#### [What you should do]
Your reply should be a single number, the count of lines in the records that contain "adjustment".

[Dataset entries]
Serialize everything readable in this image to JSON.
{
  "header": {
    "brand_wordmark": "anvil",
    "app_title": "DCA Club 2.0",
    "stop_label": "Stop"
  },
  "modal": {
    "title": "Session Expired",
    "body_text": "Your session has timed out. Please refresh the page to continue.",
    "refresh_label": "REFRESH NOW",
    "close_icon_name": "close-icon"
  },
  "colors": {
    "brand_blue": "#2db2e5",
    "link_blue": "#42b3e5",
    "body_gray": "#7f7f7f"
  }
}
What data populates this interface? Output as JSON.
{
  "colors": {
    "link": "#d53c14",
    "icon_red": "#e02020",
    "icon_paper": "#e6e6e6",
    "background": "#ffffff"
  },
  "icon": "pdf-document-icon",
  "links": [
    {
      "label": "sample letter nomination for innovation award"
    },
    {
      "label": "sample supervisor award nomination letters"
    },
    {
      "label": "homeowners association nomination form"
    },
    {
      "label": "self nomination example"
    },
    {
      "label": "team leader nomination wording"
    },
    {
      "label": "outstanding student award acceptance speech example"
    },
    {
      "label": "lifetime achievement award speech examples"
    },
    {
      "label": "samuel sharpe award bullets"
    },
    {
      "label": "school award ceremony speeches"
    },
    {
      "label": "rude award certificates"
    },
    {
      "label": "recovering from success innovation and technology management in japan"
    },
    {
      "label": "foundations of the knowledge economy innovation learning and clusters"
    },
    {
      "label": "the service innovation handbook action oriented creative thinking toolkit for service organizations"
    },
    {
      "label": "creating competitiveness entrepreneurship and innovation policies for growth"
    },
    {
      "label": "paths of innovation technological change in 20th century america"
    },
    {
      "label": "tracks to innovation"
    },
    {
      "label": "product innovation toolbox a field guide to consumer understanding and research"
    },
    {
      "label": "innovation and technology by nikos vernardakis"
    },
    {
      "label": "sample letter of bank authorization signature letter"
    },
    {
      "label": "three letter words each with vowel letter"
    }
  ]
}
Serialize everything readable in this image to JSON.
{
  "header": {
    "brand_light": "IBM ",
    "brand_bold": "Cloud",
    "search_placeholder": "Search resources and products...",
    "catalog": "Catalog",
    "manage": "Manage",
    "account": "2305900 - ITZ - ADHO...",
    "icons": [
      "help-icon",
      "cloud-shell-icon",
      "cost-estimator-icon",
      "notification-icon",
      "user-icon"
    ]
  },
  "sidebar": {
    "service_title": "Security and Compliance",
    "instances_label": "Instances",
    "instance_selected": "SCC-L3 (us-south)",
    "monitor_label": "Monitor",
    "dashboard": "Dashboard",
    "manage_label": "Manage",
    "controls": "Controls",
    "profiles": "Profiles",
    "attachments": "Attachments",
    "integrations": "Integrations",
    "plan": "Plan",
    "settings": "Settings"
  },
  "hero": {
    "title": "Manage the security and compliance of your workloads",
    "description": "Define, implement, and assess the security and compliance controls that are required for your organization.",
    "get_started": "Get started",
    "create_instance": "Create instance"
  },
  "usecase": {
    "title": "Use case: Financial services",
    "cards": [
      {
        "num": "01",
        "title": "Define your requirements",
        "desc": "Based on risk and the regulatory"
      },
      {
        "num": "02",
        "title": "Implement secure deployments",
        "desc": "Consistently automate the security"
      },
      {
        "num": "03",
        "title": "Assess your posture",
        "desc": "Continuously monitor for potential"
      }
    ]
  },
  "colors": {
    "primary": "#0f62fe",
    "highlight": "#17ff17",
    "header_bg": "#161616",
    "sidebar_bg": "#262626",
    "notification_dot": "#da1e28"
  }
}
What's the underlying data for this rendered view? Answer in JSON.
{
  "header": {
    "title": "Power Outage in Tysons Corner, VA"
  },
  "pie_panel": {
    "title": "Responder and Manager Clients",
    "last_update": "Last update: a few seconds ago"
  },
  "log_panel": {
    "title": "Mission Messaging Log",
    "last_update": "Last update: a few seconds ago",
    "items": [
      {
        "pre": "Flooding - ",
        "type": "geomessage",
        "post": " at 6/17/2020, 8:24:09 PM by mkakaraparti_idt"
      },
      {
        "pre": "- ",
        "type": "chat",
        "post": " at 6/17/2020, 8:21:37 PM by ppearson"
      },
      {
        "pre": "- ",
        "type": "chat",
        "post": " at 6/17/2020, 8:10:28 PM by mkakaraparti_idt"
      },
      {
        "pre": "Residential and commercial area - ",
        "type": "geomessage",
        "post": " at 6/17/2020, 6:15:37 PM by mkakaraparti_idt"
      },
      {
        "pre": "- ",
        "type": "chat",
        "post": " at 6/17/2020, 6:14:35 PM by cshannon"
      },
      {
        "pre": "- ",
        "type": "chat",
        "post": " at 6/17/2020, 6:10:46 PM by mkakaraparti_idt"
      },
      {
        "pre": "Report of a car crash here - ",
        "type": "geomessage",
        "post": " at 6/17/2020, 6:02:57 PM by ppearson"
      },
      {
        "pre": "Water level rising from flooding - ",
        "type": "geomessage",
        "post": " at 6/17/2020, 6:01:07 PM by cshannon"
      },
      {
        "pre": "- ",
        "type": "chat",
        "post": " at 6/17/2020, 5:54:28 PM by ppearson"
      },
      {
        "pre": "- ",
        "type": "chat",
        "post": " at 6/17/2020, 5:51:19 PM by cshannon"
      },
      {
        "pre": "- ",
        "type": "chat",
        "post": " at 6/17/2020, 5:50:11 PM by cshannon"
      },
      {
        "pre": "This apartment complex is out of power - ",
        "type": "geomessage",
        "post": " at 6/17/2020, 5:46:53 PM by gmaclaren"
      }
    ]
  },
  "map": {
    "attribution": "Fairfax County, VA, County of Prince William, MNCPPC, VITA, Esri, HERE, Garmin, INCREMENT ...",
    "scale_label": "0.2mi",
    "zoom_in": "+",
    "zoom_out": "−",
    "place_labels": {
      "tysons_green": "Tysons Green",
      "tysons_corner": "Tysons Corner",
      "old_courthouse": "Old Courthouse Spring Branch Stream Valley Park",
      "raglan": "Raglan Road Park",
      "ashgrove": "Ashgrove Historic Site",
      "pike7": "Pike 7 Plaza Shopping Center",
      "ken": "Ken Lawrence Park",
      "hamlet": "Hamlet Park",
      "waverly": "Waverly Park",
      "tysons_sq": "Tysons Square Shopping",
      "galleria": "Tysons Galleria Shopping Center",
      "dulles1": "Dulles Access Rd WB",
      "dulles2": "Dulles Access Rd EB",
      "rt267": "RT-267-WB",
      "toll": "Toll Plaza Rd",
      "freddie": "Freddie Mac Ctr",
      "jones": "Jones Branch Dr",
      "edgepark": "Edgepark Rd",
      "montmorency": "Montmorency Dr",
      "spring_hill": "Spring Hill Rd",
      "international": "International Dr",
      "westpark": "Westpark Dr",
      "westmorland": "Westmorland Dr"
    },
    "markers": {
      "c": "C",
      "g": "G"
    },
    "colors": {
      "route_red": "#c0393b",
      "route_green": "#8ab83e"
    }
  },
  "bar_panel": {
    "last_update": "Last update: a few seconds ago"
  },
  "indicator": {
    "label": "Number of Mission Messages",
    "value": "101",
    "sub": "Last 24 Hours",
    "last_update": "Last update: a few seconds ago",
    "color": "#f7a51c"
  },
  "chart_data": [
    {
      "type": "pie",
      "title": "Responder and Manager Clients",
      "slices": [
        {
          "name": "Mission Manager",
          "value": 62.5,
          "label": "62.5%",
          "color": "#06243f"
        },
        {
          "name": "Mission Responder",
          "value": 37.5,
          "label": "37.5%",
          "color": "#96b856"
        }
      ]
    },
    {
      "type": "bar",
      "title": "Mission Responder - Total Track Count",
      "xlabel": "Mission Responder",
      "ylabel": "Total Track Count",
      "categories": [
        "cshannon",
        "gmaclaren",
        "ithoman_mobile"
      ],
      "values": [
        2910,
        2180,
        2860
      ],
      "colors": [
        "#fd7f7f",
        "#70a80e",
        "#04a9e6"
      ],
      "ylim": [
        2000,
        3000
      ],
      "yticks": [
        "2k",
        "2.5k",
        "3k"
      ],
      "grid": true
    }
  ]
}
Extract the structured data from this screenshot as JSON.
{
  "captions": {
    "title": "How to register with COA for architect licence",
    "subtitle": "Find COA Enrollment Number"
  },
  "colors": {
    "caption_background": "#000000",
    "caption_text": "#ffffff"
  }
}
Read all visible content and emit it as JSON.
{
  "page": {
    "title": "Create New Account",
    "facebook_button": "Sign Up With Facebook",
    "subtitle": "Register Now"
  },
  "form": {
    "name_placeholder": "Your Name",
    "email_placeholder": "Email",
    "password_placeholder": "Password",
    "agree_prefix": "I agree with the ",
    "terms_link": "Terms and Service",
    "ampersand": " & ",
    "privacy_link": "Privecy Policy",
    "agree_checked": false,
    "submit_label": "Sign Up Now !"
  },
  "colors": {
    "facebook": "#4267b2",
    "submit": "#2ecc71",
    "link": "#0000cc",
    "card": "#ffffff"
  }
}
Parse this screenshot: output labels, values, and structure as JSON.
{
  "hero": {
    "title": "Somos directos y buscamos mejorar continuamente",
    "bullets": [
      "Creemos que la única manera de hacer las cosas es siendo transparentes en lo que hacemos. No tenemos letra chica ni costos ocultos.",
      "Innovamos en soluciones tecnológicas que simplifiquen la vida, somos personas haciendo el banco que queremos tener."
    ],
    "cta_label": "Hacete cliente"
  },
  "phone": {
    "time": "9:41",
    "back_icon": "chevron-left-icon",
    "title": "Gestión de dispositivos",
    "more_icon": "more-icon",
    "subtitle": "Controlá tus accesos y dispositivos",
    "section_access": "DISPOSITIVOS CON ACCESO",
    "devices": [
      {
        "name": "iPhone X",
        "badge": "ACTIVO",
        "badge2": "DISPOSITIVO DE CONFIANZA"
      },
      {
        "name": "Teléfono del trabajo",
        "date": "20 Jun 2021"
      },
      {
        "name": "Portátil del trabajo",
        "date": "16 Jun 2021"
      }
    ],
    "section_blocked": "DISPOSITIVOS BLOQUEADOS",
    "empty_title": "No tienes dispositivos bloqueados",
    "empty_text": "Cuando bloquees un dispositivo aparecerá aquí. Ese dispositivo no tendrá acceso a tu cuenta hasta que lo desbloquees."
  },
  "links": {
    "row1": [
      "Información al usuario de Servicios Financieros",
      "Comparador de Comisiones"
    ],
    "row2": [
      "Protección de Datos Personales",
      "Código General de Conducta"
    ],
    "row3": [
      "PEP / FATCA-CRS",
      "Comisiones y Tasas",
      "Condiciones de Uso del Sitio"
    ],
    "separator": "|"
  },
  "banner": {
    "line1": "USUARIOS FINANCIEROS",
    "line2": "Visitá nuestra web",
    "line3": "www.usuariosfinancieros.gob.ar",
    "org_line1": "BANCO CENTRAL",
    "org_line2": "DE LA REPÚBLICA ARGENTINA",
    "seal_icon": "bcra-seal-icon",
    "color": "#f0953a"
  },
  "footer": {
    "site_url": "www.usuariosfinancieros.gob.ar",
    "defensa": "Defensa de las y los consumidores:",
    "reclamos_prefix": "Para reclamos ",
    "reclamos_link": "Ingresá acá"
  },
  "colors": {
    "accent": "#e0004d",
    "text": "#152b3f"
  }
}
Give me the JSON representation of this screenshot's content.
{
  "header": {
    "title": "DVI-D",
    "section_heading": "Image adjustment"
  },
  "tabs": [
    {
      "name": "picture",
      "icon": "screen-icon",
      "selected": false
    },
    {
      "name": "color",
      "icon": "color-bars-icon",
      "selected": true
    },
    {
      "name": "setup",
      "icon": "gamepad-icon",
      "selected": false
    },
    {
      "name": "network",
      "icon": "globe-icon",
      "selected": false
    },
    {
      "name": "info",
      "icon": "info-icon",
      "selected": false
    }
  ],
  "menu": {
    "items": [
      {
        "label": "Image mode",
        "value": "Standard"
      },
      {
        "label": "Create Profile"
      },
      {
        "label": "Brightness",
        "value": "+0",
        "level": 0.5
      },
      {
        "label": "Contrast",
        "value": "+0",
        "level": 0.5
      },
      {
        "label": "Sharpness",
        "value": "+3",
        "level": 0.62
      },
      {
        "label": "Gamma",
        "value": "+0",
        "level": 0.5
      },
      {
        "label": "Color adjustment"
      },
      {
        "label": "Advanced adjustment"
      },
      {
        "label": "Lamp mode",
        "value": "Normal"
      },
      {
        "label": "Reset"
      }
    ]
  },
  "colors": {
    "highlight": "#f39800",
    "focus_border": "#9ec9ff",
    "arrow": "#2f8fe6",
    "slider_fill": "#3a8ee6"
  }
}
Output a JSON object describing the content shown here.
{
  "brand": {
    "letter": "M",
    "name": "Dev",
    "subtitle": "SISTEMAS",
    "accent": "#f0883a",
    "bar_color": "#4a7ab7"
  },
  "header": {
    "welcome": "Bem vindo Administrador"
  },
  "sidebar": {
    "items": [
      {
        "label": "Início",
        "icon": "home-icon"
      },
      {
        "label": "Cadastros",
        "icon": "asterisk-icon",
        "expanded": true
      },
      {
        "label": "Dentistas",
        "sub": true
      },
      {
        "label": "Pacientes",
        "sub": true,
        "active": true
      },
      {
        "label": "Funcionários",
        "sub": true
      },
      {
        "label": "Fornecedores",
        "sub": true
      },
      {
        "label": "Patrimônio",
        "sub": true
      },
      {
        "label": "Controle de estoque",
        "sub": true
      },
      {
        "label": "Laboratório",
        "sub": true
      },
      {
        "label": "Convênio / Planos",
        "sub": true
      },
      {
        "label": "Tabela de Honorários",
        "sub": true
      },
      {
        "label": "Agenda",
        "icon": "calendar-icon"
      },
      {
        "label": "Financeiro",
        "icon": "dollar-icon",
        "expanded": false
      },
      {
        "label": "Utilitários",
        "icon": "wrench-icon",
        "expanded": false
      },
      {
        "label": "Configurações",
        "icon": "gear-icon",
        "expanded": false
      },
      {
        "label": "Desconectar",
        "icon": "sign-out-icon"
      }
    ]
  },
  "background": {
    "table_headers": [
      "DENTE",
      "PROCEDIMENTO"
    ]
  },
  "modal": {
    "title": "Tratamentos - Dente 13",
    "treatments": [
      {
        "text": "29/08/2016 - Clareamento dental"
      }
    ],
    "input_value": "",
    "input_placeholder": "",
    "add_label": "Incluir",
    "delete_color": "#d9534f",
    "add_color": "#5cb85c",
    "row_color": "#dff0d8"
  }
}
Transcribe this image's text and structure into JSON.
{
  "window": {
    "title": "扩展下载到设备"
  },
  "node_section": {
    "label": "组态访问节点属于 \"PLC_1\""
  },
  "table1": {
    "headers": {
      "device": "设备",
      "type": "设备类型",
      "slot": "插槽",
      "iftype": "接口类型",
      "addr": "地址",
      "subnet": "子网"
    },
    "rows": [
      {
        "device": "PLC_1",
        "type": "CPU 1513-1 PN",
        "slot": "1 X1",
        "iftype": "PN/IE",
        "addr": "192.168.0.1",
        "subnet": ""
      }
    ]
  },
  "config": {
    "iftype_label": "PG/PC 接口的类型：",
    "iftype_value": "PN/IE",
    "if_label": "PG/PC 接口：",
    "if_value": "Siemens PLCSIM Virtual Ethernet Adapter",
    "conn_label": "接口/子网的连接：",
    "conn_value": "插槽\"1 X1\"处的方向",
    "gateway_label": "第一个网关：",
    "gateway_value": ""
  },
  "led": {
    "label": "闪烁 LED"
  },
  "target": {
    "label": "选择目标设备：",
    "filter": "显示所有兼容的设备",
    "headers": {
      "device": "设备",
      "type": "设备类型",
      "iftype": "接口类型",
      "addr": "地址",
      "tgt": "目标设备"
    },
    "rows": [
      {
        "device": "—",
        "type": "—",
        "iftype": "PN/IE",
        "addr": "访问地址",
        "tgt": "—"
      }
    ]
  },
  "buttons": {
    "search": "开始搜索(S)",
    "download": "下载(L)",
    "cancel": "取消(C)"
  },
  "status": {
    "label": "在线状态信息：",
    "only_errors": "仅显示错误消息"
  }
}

#### [Task output]
3